**WHAT YOU WILL DO:**
Each line from the one with "Parse this screenshot: output" through the final line of the entries below must be printed exactly, and the pictures must not be.

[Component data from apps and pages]

____

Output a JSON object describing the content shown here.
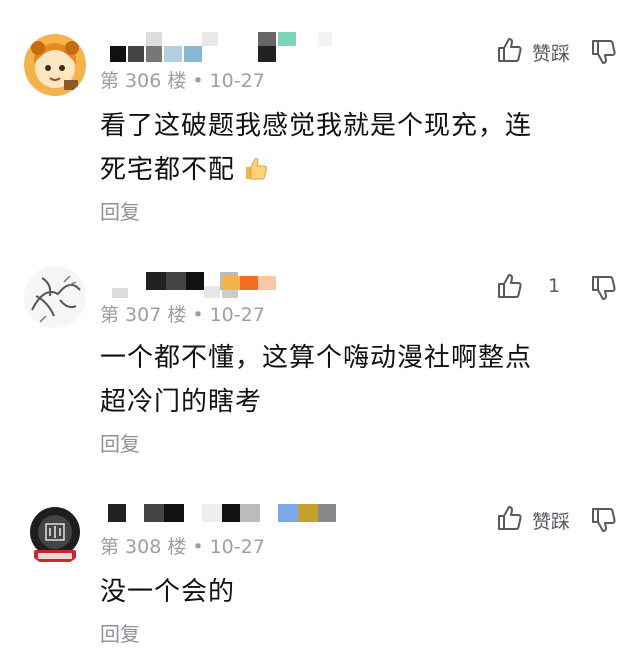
{
  "comments": [
    {
      "floor": "第 306 楼",
      "date": "10-27",
      "text_line1": "看了这破题我感觉我就是个现充，连",
      "text_line2": "死宅都不配",
      "reply_label": "回复",
      "like_text": "",
      "dislike_text": "赞踩"
    },
    {
      "floor": "第 307 楼",
      "date": "10-27",
      "text_line1": "一个都不懂，这算个嗨动漫社啊整点",
      "text_line2": "超冷门的瞎考",
      "reply_label": "回复",
      "like_text": "1",
      "dislike_text": ""
    },
    {
      "floor": "第 308 楼",
      "date": "10-27",
      "text_line1": "没一个会的",
      "text_line2": "",
      "reply_label": "回复",
      "like_text": "",
      "dislike_text": "赞踩"
    }
  ],
  "separator": "•",
  "icons": {
    "like": "thumb-up-outline-icon",
    "dislike": "thumb-down-outline-icon",
    "emoji": "thumbs-up-emoji-icon"
  },
  "colors": {
    "meta_text": "#9aa0a6",
    "body_text": "#111111",
    "reply_text": "#8e9399",
    "icon": "#555a60"
  }
}
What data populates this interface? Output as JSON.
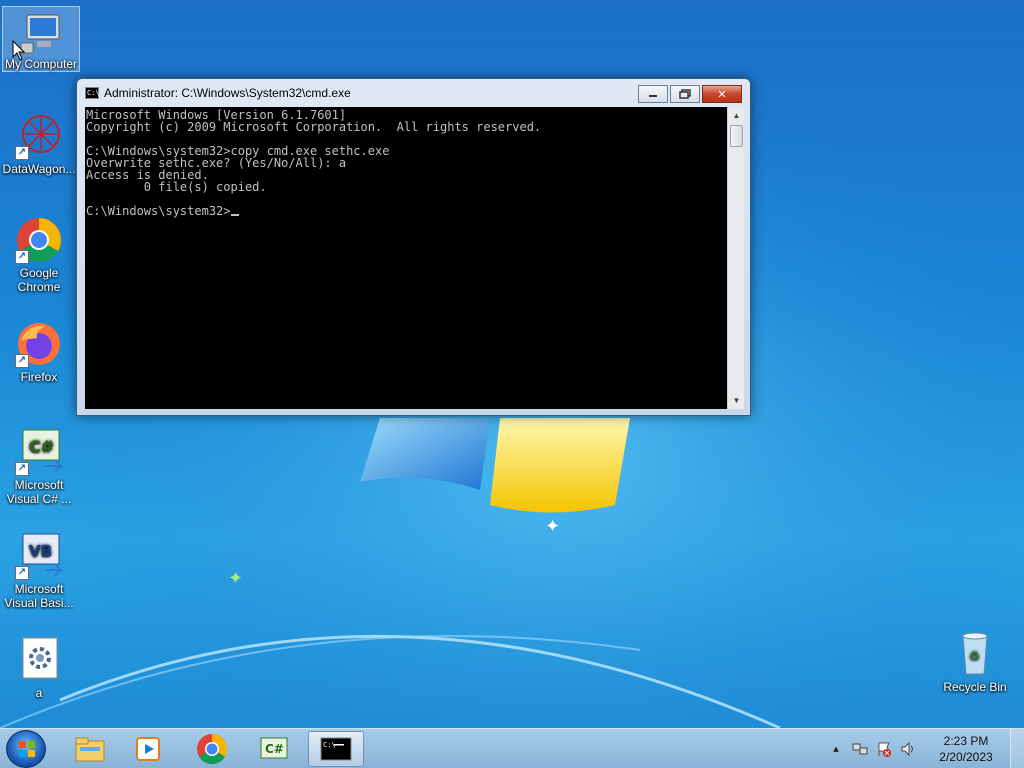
{
  "desktop": {
    "icons": [
      {
        "label": "My Computer",
        "name": "my-computer"
      },
      {
        "label": "DataWagon...",
        "name": "datawagon"
      },
      {
        "label": "Google Chrome",
        "name": "google-chrome"
      },
      {
        "label": "Firefox",
        "name": "firefox"
      },
      {
        "label": "Microsoft Visual C# ...",
        "name": "visual-csharp"
      },
      {
        "label": "Microsoft Visual Basi...",
        "name": "visual-basic"
      },
      {
        "label": "a",
        "name": "a-shortcut"
      },
      {
        "label": "Recycle Bin",
        "name": "recycle-bin"
      }
    ]
  },
  "cmd_window": {
    "title": "Administrator: C:\\Windows\\System32\\cmd.exe",
    "lines": [
      "Microsoft Windows [Version 6.1.7601]",
      "Copyright (c) 2009 Microsoft Corporation.  All rights reserved.",
      "",
      "C:\\Windows\\system32>copy cmd.exe sethc.exe",
      "Overwrite sethc.exe? (Yes/No/All): a",
      "Access is denied.",
      "        0 file(s) copied.",
      ""
    ],
    "prompt": "C:\\Windows\\system32>"
  },
  "taskbar": {
    "clock_time": "2:23 PM",
    "clock_date": "2/20/2023"
  }
}
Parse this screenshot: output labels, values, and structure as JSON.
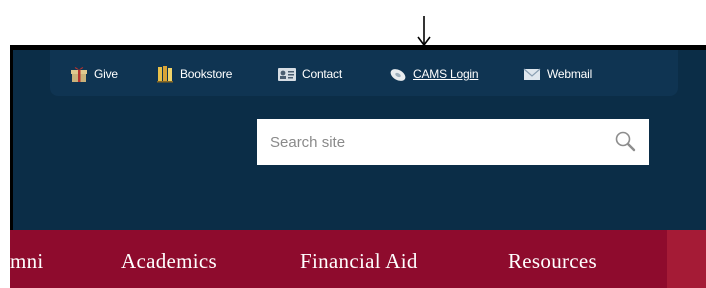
{
  "utility_links": [
    {
      "label": "Give",
      "icon": "gift-icon"
    },
    {
      "label": "Bookstore",
      "icon": "books-icon"
    },
    {
      "label": "Contact",
      "icon": "contact-card-icon"
    },
    {
      "label": "CAMS Login",
      "icon": "login-disc-icon"
    },
    {
      "label": "Webmail",
      "icon": "mail-icon"
    }
  ],
  "search": {
    "placeholder": "Search site"
  },
  "main_nav": [
    {
      "label": "mni"
    },
    {
      "label": "Academics"
    },
    {
      "label": "Financial Aid"
    },
    {
      "label": "Resources"
    }
  ],
  "colors": {
    "header_background": "#0b2d47",
    "utility_bar": "#0f3452",
    "nav_background": "#8e0b2d",
    "nav_accent": "#a51b36"
  }
}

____

**RESPONSE BOX:**
Parse this screenshot: output labels, values, and structure as JSON.
{
  "utility_links": [
    {
      "label": "Give",
      "icon": "gift-icon"
    },
    {
      "label": "Bookstore",
      "icon": "books-icon"
    },
    {
      "label": "Contact",
      "icon": "contact-card-icon"
    },
    {
      "label": "CAMS Login",
      "icon": "login-disc-icon"
    },
    {
      "label": "Webmail",
      "icon": "mail-icon"
    }
  ],
  "search": {
    "placeholder": "Search site"
  },
  "main_nav": [
    {
      "label": "mni"
    },
    {
      "label": "Academics"
    },
    {
      "label": "Financial Aid"
    },
    {
      "label": "Resources"
    }
  ],
  "colors": {
    "header_background": "#0b2d47",
    "utility_bar": "#0f3452",
    "nav_background": "#8e0b2d",
    "nav_accent": "#a51b36"
  }
}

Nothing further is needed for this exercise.